Collected data:
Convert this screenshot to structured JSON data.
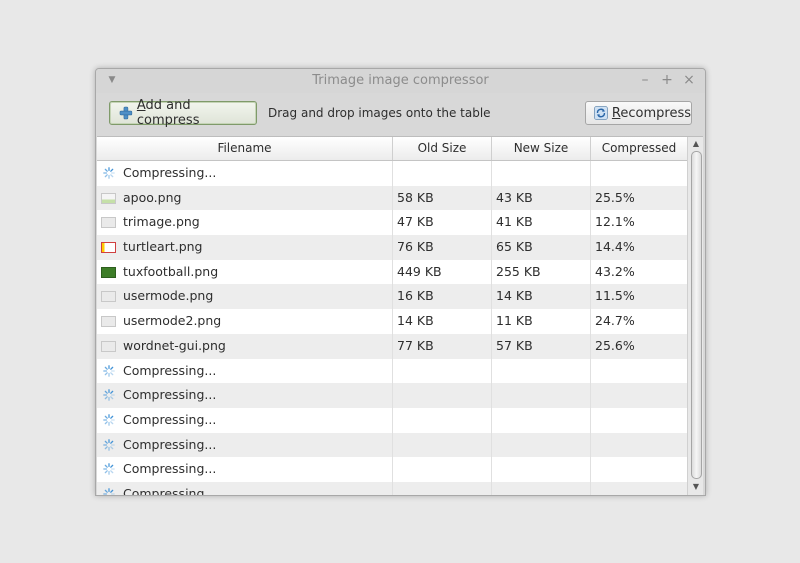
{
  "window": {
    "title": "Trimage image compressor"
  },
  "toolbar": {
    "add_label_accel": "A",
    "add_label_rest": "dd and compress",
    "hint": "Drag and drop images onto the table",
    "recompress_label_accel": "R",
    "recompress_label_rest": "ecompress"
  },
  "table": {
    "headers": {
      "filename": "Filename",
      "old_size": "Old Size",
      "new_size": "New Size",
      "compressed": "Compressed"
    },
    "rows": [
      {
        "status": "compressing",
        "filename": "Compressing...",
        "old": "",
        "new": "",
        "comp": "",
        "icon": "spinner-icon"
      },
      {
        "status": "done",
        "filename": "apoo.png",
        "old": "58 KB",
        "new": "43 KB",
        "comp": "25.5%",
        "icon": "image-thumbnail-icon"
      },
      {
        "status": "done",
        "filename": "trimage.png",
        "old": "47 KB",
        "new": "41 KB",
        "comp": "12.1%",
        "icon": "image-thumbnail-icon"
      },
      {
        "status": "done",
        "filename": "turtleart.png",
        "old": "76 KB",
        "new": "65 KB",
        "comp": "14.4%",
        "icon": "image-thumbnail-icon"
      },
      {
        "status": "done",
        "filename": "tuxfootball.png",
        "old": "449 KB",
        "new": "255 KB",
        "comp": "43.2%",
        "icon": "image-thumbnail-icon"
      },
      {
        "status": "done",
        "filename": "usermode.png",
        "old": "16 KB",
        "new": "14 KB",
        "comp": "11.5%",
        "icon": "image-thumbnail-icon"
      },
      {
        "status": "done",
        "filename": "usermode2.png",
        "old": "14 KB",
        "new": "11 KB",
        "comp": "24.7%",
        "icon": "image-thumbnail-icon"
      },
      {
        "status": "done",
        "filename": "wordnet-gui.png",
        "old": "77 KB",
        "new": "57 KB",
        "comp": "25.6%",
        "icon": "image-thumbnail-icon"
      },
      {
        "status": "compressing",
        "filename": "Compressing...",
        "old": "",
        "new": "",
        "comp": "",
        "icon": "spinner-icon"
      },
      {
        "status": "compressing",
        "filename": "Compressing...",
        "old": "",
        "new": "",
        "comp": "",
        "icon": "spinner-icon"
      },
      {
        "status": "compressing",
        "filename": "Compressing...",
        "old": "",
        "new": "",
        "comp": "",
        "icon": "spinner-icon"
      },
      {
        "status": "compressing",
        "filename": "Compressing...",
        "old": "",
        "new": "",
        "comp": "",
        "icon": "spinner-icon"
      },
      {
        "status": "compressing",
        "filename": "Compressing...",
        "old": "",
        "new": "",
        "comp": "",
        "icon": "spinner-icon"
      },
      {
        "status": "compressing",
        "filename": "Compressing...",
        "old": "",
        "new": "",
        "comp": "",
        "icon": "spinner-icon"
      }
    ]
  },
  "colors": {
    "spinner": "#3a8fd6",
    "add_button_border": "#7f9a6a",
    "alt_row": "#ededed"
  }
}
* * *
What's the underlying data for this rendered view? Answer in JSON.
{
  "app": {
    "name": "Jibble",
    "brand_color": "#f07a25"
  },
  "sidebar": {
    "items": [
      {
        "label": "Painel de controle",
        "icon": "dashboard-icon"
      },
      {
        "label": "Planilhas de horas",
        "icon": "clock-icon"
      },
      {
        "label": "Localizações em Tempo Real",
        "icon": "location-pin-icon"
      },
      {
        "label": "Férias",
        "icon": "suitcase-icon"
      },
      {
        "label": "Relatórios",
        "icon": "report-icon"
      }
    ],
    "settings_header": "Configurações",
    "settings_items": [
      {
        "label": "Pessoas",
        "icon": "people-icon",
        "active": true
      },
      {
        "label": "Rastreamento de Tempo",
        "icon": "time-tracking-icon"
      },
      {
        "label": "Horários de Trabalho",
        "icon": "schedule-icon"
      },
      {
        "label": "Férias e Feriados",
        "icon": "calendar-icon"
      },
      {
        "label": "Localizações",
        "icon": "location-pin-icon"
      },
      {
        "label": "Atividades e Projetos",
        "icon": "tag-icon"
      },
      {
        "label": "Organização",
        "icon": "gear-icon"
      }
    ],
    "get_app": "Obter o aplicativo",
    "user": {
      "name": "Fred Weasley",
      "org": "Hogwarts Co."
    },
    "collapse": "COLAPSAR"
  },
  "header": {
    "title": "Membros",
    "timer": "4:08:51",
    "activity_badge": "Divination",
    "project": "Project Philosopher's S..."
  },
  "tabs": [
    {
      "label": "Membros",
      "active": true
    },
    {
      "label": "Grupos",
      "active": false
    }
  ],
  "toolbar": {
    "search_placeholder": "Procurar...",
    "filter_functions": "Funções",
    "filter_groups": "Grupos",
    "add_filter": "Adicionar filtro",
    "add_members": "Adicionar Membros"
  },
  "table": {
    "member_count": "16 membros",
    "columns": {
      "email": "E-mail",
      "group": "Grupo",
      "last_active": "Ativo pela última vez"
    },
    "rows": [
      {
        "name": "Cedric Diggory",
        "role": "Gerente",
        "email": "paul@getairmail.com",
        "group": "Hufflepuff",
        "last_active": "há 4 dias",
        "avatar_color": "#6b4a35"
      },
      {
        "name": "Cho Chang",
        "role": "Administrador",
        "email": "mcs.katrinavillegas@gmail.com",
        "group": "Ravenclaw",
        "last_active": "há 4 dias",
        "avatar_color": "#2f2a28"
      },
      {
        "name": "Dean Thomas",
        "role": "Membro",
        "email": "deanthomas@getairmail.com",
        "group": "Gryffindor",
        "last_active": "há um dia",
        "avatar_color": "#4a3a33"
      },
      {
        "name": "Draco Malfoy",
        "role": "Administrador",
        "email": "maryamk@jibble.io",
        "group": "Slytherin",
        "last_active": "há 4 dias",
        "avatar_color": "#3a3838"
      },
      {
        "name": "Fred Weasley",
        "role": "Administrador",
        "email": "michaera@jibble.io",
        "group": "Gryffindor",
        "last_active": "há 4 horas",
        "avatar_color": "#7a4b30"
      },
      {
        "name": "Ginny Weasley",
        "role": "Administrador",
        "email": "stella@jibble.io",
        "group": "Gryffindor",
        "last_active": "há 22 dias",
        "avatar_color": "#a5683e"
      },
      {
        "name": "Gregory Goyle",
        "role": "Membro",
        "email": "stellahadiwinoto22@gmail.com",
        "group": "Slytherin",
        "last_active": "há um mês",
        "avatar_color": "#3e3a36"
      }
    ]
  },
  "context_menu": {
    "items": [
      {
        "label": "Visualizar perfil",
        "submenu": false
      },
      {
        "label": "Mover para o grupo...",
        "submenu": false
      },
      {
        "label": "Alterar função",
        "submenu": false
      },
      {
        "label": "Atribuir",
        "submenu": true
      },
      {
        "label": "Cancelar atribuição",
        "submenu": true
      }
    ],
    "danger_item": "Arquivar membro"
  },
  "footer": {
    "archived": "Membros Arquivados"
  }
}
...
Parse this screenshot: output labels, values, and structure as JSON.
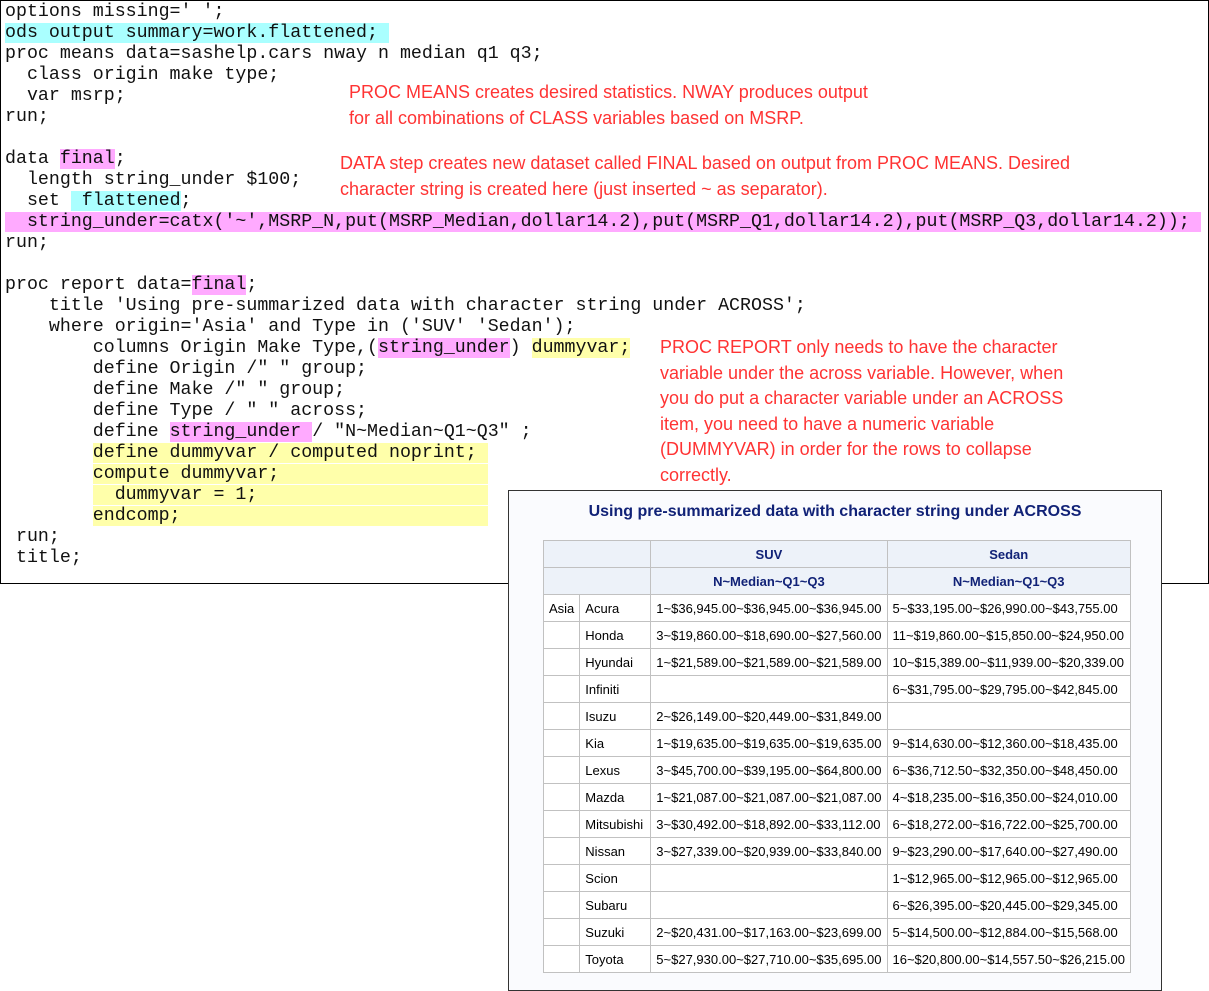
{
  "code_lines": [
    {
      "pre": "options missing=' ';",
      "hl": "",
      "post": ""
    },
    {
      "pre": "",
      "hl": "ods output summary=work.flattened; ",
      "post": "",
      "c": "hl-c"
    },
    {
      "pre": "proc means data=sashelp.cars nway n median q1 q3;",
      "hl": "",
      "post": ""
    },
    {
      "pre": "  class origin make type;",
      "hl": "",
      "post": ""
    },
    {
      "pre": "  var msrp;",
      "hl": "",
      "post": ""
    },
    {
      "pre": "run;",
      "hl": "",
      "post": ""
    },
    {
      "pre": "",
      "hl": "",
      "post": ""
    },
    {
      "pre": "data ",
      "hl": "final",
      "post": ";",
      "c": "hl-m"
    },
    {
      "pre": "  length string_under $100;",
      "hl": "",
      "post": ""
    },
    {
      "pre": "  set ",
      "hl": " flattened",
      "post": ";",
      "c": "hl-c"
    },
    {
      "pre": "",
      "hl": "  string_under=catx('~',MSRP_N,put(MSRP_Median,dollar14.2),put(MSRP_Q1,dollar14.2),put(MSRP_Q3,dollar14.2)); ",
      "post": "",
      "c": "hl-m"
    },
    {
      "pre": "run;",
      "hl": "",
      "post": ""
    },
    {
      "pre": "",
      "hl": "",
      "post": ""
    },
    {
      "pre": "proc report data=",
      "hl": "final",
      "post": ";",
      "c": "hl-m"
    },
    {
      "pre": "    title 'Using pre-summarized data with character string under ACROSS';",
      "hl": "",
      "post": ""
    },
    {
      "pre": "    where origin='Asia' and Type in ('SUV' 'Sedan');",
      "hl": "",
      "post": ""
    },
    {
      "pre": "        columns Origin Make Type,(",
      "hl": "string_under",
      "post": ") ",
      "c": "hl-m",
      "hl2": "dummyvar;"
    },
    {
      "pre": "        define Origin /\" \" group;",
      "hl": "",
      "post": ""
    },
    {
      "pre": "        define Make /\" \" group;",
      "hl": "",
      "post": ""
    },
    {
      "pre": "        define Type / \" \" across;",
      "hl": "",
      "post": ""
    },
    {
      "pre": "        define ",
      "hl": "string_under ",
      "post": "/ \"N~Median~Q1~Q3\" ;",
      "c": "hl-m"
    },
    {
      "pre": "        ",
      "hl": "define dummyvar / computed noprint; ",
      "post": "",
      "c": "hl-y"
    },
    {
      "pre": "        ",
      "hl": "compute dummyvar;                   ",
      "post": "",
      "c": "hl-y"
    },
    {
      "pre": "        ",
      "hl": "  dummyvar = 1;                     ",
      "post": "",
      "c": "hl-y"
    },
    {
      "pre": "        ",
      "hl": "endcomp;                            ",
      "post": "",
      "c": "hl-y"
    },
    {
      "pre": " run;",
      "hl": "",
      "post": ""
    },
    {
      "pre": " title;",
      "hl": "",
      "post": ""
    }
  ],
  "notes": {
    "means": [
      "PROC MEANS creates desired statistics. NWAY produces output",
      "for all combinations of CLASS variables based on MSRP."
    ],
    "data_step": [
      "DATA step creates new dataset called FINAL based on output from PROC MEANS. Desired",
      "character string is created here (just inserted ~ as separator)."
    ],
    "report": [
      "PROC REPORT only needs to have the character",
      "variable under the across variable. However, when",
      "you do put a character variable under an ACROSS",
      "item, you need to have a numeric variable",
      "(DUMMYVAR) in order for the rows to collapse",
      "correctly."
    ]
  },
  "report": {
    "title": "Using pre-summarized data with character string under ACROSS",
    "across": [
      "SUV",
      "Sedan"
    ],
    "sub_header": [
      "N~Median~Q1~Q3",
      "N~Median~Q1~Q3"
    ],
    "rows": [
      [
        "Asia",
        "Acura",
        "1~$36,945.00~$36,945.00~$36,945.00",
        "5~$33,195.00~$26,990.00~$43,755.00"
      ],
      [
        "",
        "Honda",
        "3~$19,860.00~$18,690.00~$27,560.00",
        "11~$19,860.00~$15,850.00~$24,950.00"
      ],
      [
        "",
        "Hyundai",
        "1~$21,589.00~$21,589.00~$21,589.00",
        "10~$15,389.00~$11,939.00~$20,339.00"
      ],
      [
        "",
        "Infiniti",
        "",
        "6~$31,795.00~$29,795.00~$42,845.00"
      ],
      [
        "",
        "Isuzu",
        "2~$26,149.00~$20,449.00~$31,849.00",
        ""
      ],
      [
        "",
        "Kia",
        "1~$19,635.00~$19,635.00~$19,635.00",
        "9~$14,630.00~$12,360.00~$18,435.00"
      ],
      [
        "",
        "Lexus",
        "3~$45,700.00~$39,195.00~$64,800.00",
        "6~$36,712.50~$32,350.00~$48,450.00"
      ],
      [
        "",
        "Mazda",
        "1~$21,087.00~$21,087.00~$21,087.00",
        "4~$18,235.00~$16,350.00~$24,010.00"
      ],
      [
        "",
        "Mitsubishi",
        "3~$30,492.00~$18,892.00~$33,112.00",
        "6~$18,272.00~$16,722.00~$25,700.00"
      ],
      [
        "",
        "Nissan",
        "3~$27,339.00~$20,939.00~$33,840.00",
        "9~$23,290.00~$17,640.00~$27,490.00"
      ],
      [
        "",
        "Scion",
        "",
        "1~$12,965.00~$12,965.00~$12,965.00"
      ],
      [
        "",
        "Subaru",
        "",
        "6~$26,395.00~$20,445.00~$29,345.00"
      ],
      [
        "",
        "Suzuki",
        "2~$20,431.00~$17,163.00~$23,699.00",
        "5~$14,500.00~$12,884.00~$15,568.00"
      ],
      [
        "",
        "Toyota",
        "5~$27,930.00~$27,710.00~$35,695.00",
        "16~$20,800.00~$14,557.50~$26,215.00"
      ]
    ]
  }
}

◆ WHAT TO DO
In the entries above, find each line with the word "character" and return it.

◆ TASK OUTPUT
      "pre": "    title 'Using pre-summarized data with character string under ACROSS';",
      "character string is created here (just inserted ~ as separator)."
      "PROC REPORT only needs to have the character",
      "you do put a character variable under an ACROSS",
    "title": "Using pre-summarized data with character string under ACROSS",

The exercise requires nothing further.